>> Further reading: Moderate Running Builds Endurance and Strength
A staple in the training program of any distance runner, the threshold sessions are crucial to becoming a faster runner. The name comes from the fact that these runs should take place at the intensity where the lactate in our blood accumulates at the same level as our body can clear them.
The most common definition of threshold pace is the tempo you can run in a 60-minute race. In practice, most runners look at their half marathon pace and try to keep their threshold efforts slightly faster. Heart rate will typically be around 85-90% during a threshold effort, and it feels quite challenging.
Threshold sessions can be split up into intervals, typically between 1000m – 6000m, with short breaks between. Alternatively, threshold workouts can be longer, continuous runs at threshold effort. In the case of the latter, these types of sessions are often referred to as tempo runs. Please note that the term tempo is a bit ambiguous, and people often have different meanings attached to it.
VO2 Max / Interval
In a traditional sense, the term interval running referred to these types of sessions where the intention is to improve your oxygen uptake. The way to achieve this is to spend time running right at the pace where your body takes up as much oxygen as possible. Running faster will place extra stress on your body without achieving the right training stimulus.
The most common definition of VO2 Max pace is your 3k to 5k race pace. For slower runners, however, this will be inaccurate. Instead, a 10 minute time trial can be helpful to determine the correct tempo for these intervals. A rule of thumb is that you should hit an effort level where you can run the first and the last repeat at the same pace.
Your perceived effort during these intervals should be high, and your heart rate can get as high as 95% of max. The rest period between the intervals should be significant to allow for adequate recovery. Somewhere between half and three-quarters of the duration of the interval is normal. Do not hesitate to go with equal rest, however, if you feel that you aren’t recovering well enough.
Improving top-end speed requires a different approach compared to endurance work. Instead of trying to combine moderate paces with short rests, speedwork is all about running fast. And to run fast, you need sufficient recovery between each sprint. That means that each rep should feel no harder than the last.
You might think that because you are a distance runner, there is no sense in focusing on speedwork. The primary function of making reps a part of our training isn’t to become a fast sprinter. Instead, it helps improve form and running economy. In turn, better and more efficient running form translates to faster running across all paces.
When running repetitions, neither pace nor heart rate should be the primary concern. Instead, the focus should be all about combining fast running with a relaxed form. The moment you tighten up, and your gait is no longer relaxed, you are not doing it as prescribed.
Putting Running Training Intensity Theory Into Practice
If this seems complicated, don’t fret. At its core, running is a straightforward sport. The tools covered in this article are just that, tools. These tools are here to help give you confidence that you are training correctly and in a manner that will bring progress.

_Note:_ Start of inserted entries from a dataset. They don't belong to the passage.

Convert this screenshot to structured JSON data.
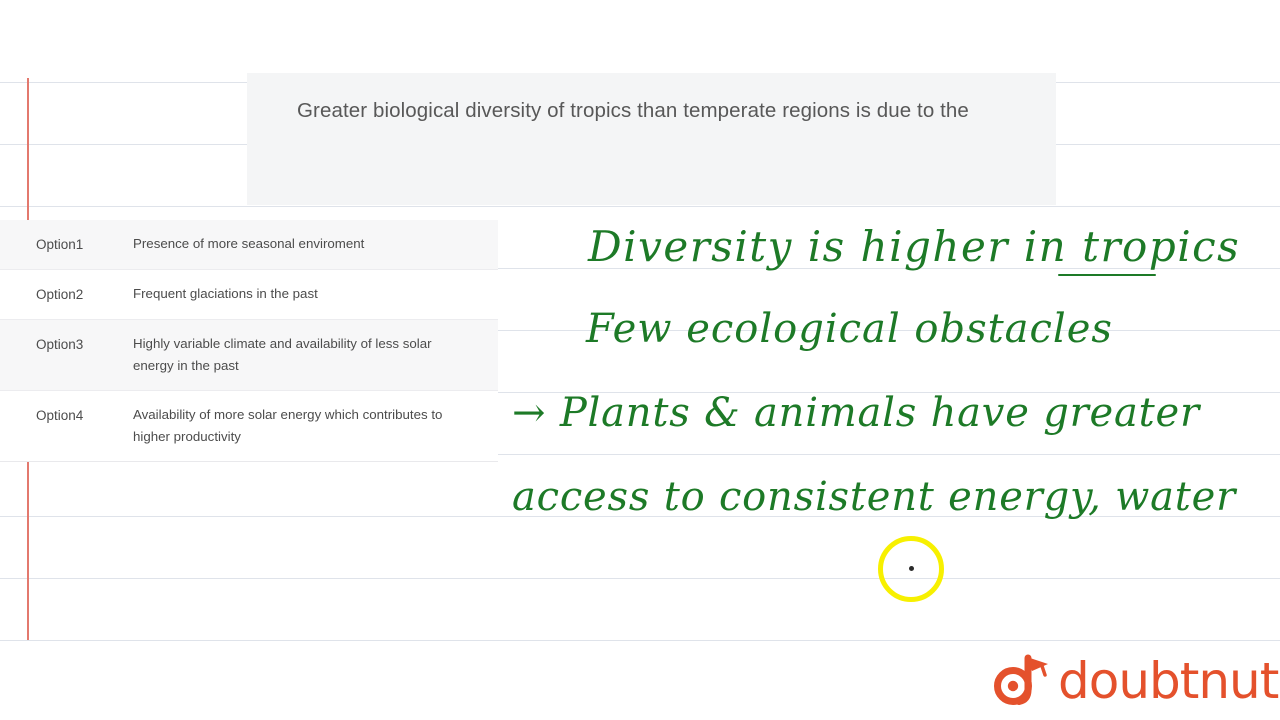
{
  "question": {
    "text": "Greater biological diversity of tropics than temperate regions is due to the"
  },
  "options": [
    {
      "key": "Option1",
      "value": "Presence of more seasonal enviroment"
    },
    {
      "key": "Option2",
      "value": "Frequent glaciations in the past"
    },
    {
      "key": "Option3",
      "value": "Highly variable climate and availability of less solar energy in the past"
    },
    {
      "key": "Option4",
      "value": "Availability of more solar energy which contributes to higher productivity"
    }
  ],
  "handwriting": {
    "line1": "Diversity is higher in tropics",
    "line2": "Few ecological obstacles",
    "line3": "→ Plants & animals have greater",
    "line4": "access to consistent energy, water"
  },
  "logo": {
    "wordmark": "doubtnut",
    "mark_icon": "doubtnut-d-graduation-cap-icon",
    "color": "#e4512c"
  },
  "cursor": {
    "icon": "cursor-ring-highlight-icon",
    "color": "#f7f000"
  },
  "paper": {
    "rule_color": "#dfe3ea",
    "margin_color": "#e3796e",
    "ink_color": "#1d7a27"
  }
}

For those less interested in the finer details of training theory, though, the main takeaway from this should be the importance of switching up your training. With one or two hard runs per week, there is little that can go wrong if you stick to recovery and aerobic runs the rest of the week. Another common rule of thumb for adequately polarising your training is that 80% of your running should be comfortable, while 20% should be hard. Matt Fitzgerald popularized this concept with his book 80/20 Running.
If you do want to learn more about the finer details, however, I encourage you to explore further the terms and topics introduced here.